EXERCISE INSTRUCTIONS:
Every line of the records that holds the word "When" should be copied out.

RECORDS PROVIDED:
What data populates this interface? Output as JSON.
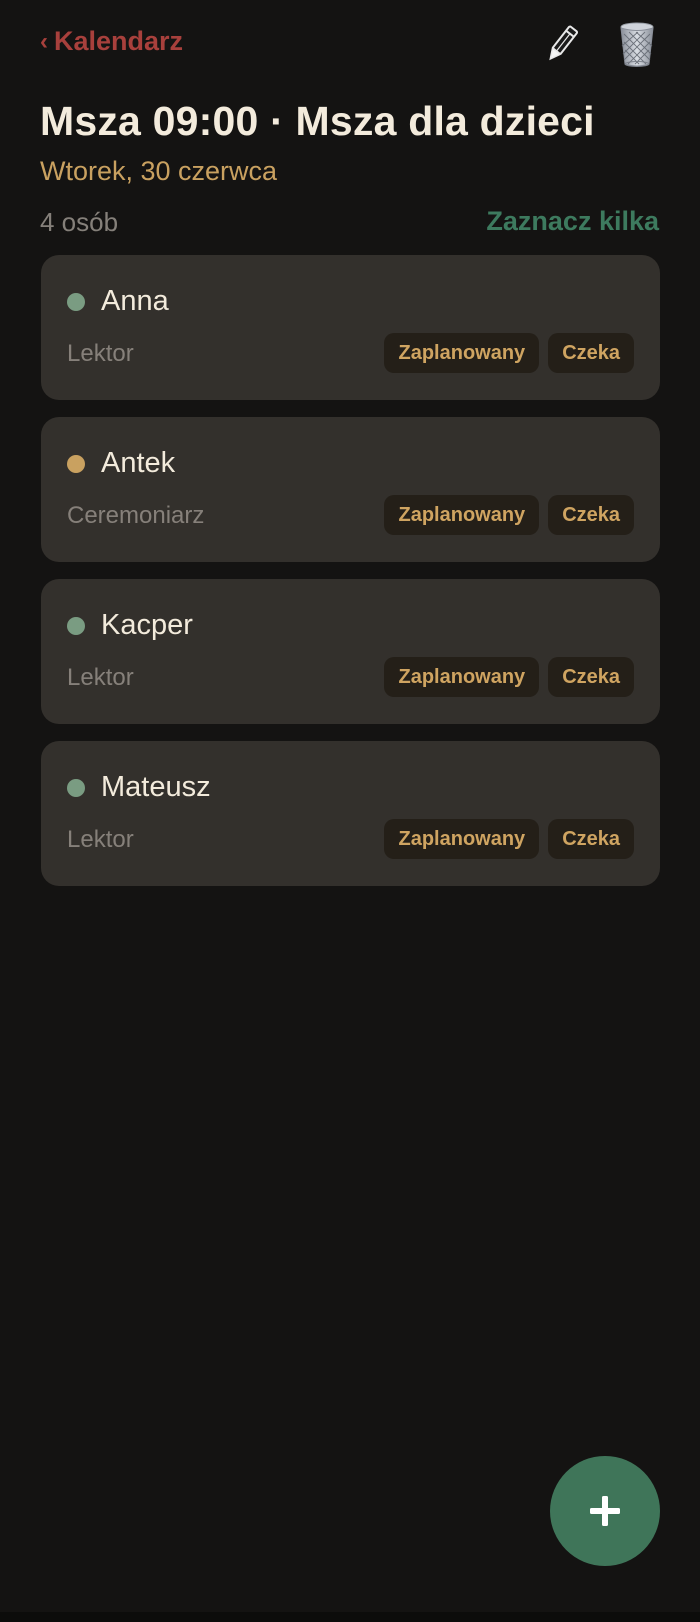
{
  "colors": {
    "background": "#141312",
    "card": "#33302c",
    "back_link": "#a8403c",
    "title": "#f3ebdc",
    "subtitle": "#c9a160",
    "select_multi": "#3d7a5e",
    "badge_bg": "#241f18",
    "badge_text": "#cfa461",
    "fab": "#3f7559",
    "status_green": "#7a9c82",
    "status_gold": "#c9a160"
  },
  "header": {
    "back_chevron": "‹",
    "back_label": "Kalendarz",
    "back_icon": "chevron-left-icon",
    "edit_icon": "pencil-icon",
    "delete_icon": "trash-icon"
  },
  "event": {
    "title": "Msza 09:00 · Msza dla dzieci",
    "date": "Wtorek, 30 czerwca",
    "people_count": "4 osób",
    "select_multiple": "Zaznacz kilka"
  },
  "people": [
    {
      "name": "Anna",
      "role": "Lektor",
      "dot_color": "#7a9c82",
      "badges": [
        "Zaplanowany",
        "Czeka"
      ]
    },
    {
      "name": "Antek",
      "role": "Ceremoniarz",
      "dot_color": "#c9a160",
      "badges": [
        "Zaplanowany",
        "Czeka"
      ]
    },
    {
      "name": "Kacper",
      "role": "Lektor",
      "dot_color": "#7a9c82",
      "badges": [
        "Zaplanowany",
        "Czeka"
      ]
    },
    {
      "name": "Mateusz",
      "role": "Lektor",
      "dot_color": "#7a9c82",
      "badges": [
        "Zaplanowany",
        "Czeka"
      ]
    }
  ],
  "fab": {
    "icon": "plus-icon"
  }
}
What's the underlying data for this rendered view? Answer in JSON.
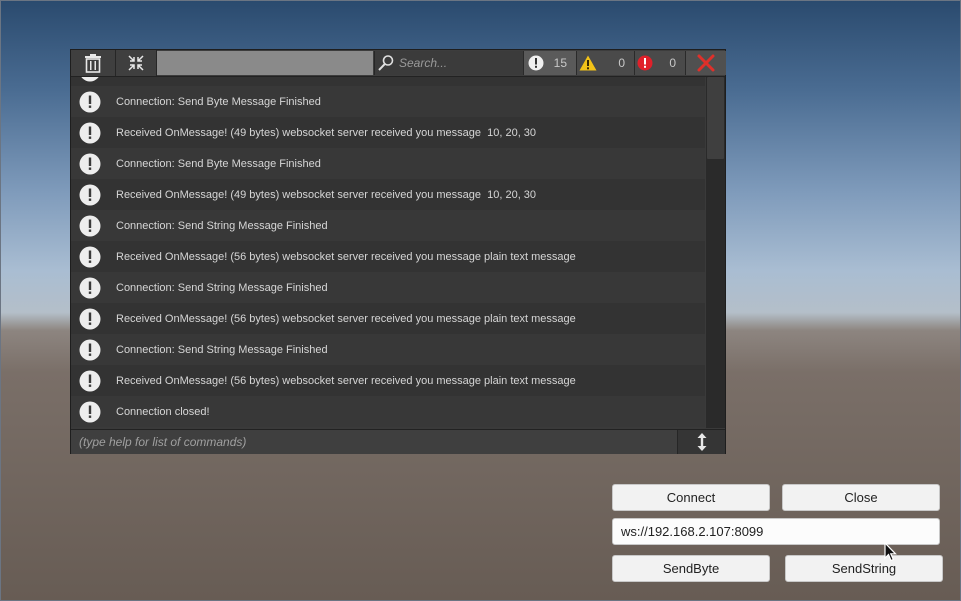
{
  "toolbar": {
    "trash_icon": "trash-icon",
    "collapse_icon": "collapse-icon",
    "search_placeholder": "Search...",
    "counts": {
      "info": "15",
      "warning": "0",
      "error": "0"
    },
    "colors": {
      "info": "#f0f0f0",
      "warning": "#f2c218",
      "error": "#e0202a",
      "close": "#e0302a"
    }
  },
  "log": {
    "rows": [
      "Connection: Send Byte Message Finished",
      "Received OnMessage! (49 bytes) websocket server received you message  10, 20, 30",
      "Connection: Send Byte Message Finished",
      "Received OnMessage! (49 bytes) websocket server received you message  10, 20, 30",
      "Connection: Send String Message Finished",
      "Received OnMessage! (56 bytes) websocket server received you message plain text message",
      "Connection: Send String Message Finished",
      "Received OnMessage! (56 bytes) websocket server received you message plain text message",
      "Connection: Send String Message Finished",
      "Received OnMessage! (56 bytes) websocket server received you message plain text message",
      "Connection closed!"
    ]
  },
  "command": {
    "placeholder": "(type help for list of commands)"
  },
  "controls": {
    "connect_label": "Connect",
    "close_label": "Close",
    "url_value": "ws://192.168.2.107:8099",
    "send_byte_label": "SendByte",
    "send_string_label": "SendString"
  }
}
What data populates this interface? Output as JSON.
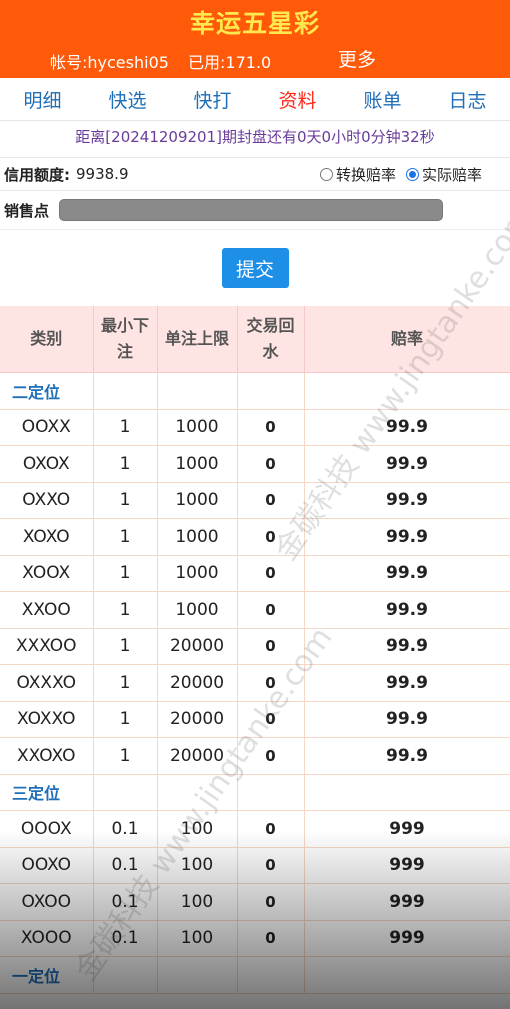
{
  "header": {
    "title": "幸运五星彩",
    "account": "帐号:hyceshi05",
    "used": "已用:171.0",
    "more": "更多"
  },
  "nav": [
    "明细",
    "快选",
    "快打",
    "资料",
    "账单",
    "日志"
  ],
  "countdown": "距离[20241209201]期封盘还有0天0小时0分钟32秒",
  "credit": {
    "label": "信用额度:",
    "value": "9938.9",
    "radio1": "转换赔率",
    "radio2": "实际赔率"
  },
  "sale": {
    "label": "销售点"
  },
  "submit": "提交",
  "table": {
    "headers": [
      "类别",
      "最小下注",
      "单注上限",
      "交易回水",
      "赔率"
    ],
    "groups": [
      {
        "name": "二定位",
        "rows": [
          [
            "OOXX",
            "1",
            "1000",
            "0",
            "99.9"
          ],
          [
            "OXOX",
            "1",
            "1000",
            "0",
            "99.9"
          ],
          [
            "OXXO",
            "1",
            "1000",
            "0",
            "99.9"
          ],
          [
            "XOXO",
            "1",
            "1000",
            "0",
            "99.9"
          ],
          [
            "XOOX",
            "1",
            "1000",
            "0",
            "99.9"
          ],
          [
            "XXOO",
            "1",
            "1000",
            "0",
            "99.9"
          ],
          [
            "XXXOO",
            "1",
            "20000",
            "0",
            "99.9"
          ],
          [
            "OXXXO",
            "1",
            "20000",
            "0",
            "99.9"
          ],
          [
            "XOXXO",
            "1",
            "20000",
            "0",
            "99.9"
          ],
          [
            "XXOXO",
            "1",
            "20000",
            "0",
            "99.9"
          ]
        ]
      },
      {
        "name": "三定位",
        "rows": [
          [
            "OOOX",
            "0.1",
            "100",
            "0",
            "999"
          ],
          [
            "OOXO",
            "0.1",
            "100",
            "0",
            "999"
          ],
          [
            "OXOO",
            "0.1",
            "100",
            "0",
            "999"
          ],
          [
            "XOOO",
            "0.1",
            "100",
            "0",
            "999"
          ]
        ]
      },
      {
        "name": "一定位",
        "rows": []
      }
    ]
  },
  "watermark": {
    "cn": "金碳科技",
    "url": "www.jingtanke.com"
  }
}
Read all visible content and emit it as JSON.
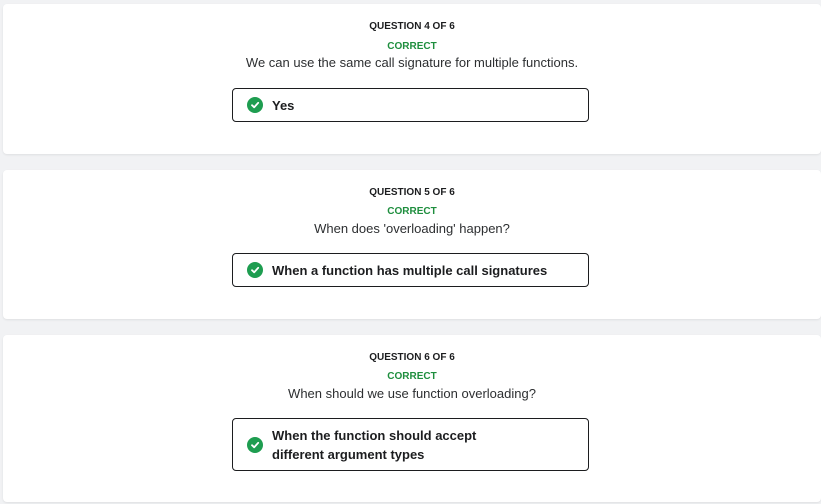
{
  "questions": [
    {
      "number_label": "QUESTION 4 OF 6",
      "status": "CORRECT",
      "prompt": "We can use the same call signature for multiple functions.",
      "answer": "Yes"
    },
    {
      "number_label": "QUESTION 5 OF 6",
      "status": "CORRECT",
      "prompt": "When does 'overloading' happen?",
      "answer": "When a function has multiple call signatures"
    },
    {
      "number_label": "QUESTION 6 OF 6",
      "status": "CORRECT",
      "prompt": "When should we use function overloading?",
      "answer": "When the function should accept different argument types"
    }
  ],
  "icons": {
    "answer_icon": "check-circle-icon"
  },
  "colors": {
    "correct": "#1e8e3e",
    "check_fill": "#1e9d50",
    "background": "#f1f2f4"
  }
}
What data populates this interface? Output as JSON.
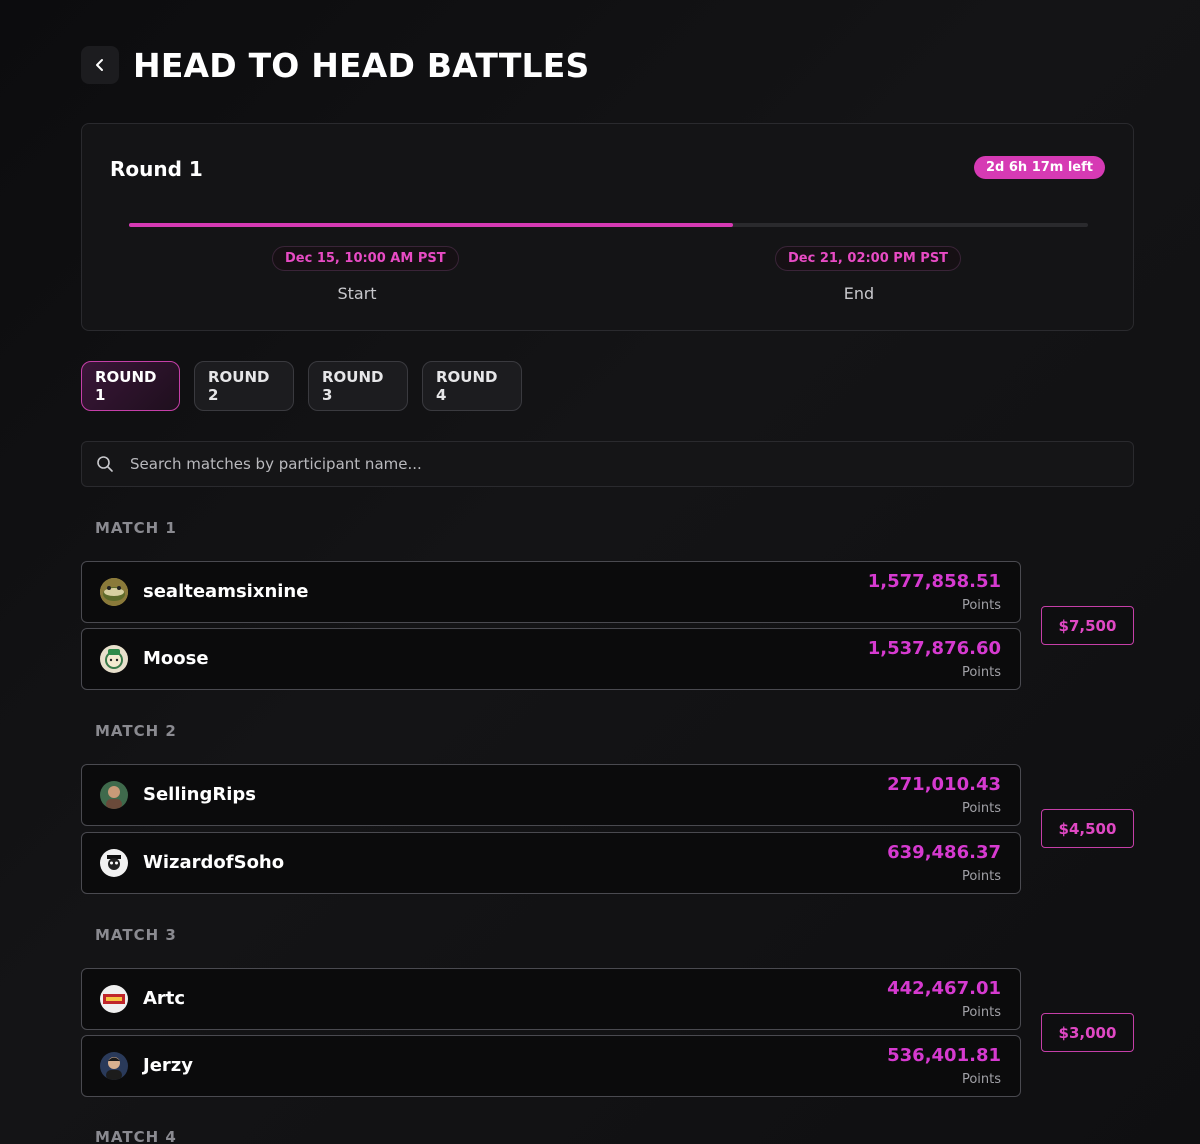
{
  "header": {
    "title": "HEAD TO HEAD BATTLES"
  },
  "round_card": {
    "title": "Round 1",
    "time_left": "2d 6h 17m left",
    "progress": 0.63,
    "start_date": "Dec 15, 10:00 AM PST",
    "start_label": "Start",
    "end_date": "Dec 21, 02:00 PM PST",
    "end_label": "End"
  },
  "tabs": [
    "ROUND 1",
    "ROUND 2",
    "ROUND 3",
    "ROUND 4"
  ],
  "active_tab": 0,
  "search": {
    "placeholder": "Search matches by participant name...",
    "value": ""
  },
  "points_caption": "Points",
  "matches": [
    {
      "label": "MATCH 1",
      "prize": "$7,500",
      "players": [
        {
          "name": "sealteamsixnine",
          "points": "1,577,858.51",
          "avatar": "frog-avatar"
        },
        {
          "name": "Moose",
          "points": "1,537,876.60",
          "avatar": "cartoon-avatar"
        }
      ]
    },
    {
      "label": "MATCH 2",
      "prize": "$4,500",
      "players": [
        {
          "name": "SellingRips",
          "points": "271,010.43",
          "avatar": "photo-avatar"
        },
        {
          "name": "WizardofSoho",
          "points": "639,486.37",
          "avatar": "skull-avatar"
        }
      ]
    },
    {
      "label": "MATCH 3",
      "prize": "$3,000",
      "players": [
        {
          "name": "Artc",
          "points": "442,467.01",
          "avatar": "red-logo-avatar"
        },
        {
          "name": "Jerzy",
          "points": "536,401.81",
          "avatar": "photo-avatar"
        }
      ]
    },
    {
      "label": "MATCH 4"
    }
  ],
  "colors": {
    "accent": "#d63ab4",
    "background": "#0e0e10",
    "border": "#4a4a50"
  }
}
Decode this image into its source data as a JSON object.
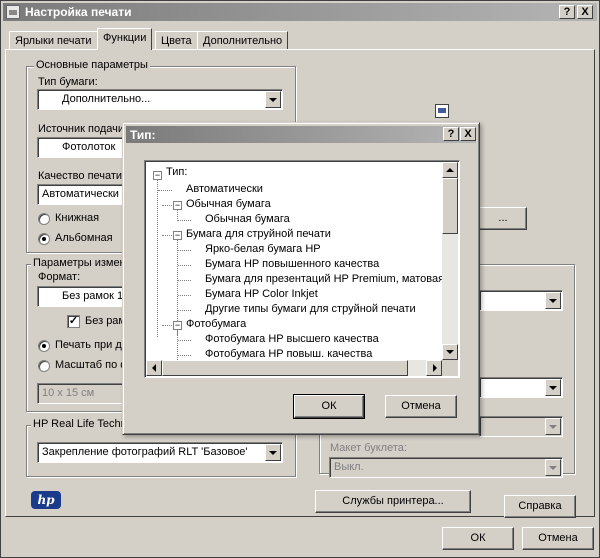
{
  "window": {
    "title": "Настройка печати",
    "help_btn": "?",
    "close_btn": "X"
  },
  "tabs": [
    "Ярлыки печати",
    "Функции",
    "Цвета",
    "Дополнительно"
  ],
  "basic": {
    "group_label": "Основные параметры",
    "paper_type_label": "Тип бумаги:",
    "paper_type_value": "Дополнительно...",
    "source_label": "Источник подачи",
    "source_value": "Фотолоток",
    "quality_label": "Качество печати",
    "quality_value": "Автоматически",
    "portrait": "Книжная",
    "landscape": "Альбомная"
  },
  "resize": {
    "group_label": "Параметры изменен",
    "format_label": "Формат:",
    "format_value": "Без рамок 1",
    "borderless_label": "Без рамо",
    "print_at_label": "Печать при де",
    "scale_label": "Масштаб по ф",
    "scale_value": "10 х 15 см"
  },
  "reallife": {
    "group_label": "HP Real Life Techno",
    "value": "Закрепление фотографий RLT 'Базовое'"
  },
  "right": {
    "booklet_label": "Макет буклета:",
    "booklet_value": "Выкл.",
    "printer_services_btn": "Службы принтера...",
    "help_btn": "Справка",
    "dots_btn": "..."
  },
  "logo_text": "hp",
  "bottom": {
    "ok": "ОК",
    "cancel": "Отмена"
  },
  "dialog": {
    "title": "Тип:",
    "help_btn": "?",
    "close_btn": "X",
    "ok": "ОК",
    "cancel": "Отмена",
    "tree": [
      "Тип:",
      "Автоматически",
      "Обычная бумага",
      "Обычная бумага",
      "Бумага для струйной печати",
      "Ярко-белая бумага HP",
      "Бумага HP повышенного качества",
      "Бумага для презентаций HP Premium, матовая",
      "Бумага HP Color Inkjet",
      "Другие типы бумаги для струйной печати",
      "Фотобумага",
      "Фотобумага HP высшего качества",
      "Фотобумага HP повыш. качества"
    ]
  }
}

RESULT BELOW:
      "prompt": "When does 'overloading' happen?",
      "answer": "When a function has multiple call signatures"
      "prompt": "When should we use function overloading?",
      "answer": "When the function should accept different argument types"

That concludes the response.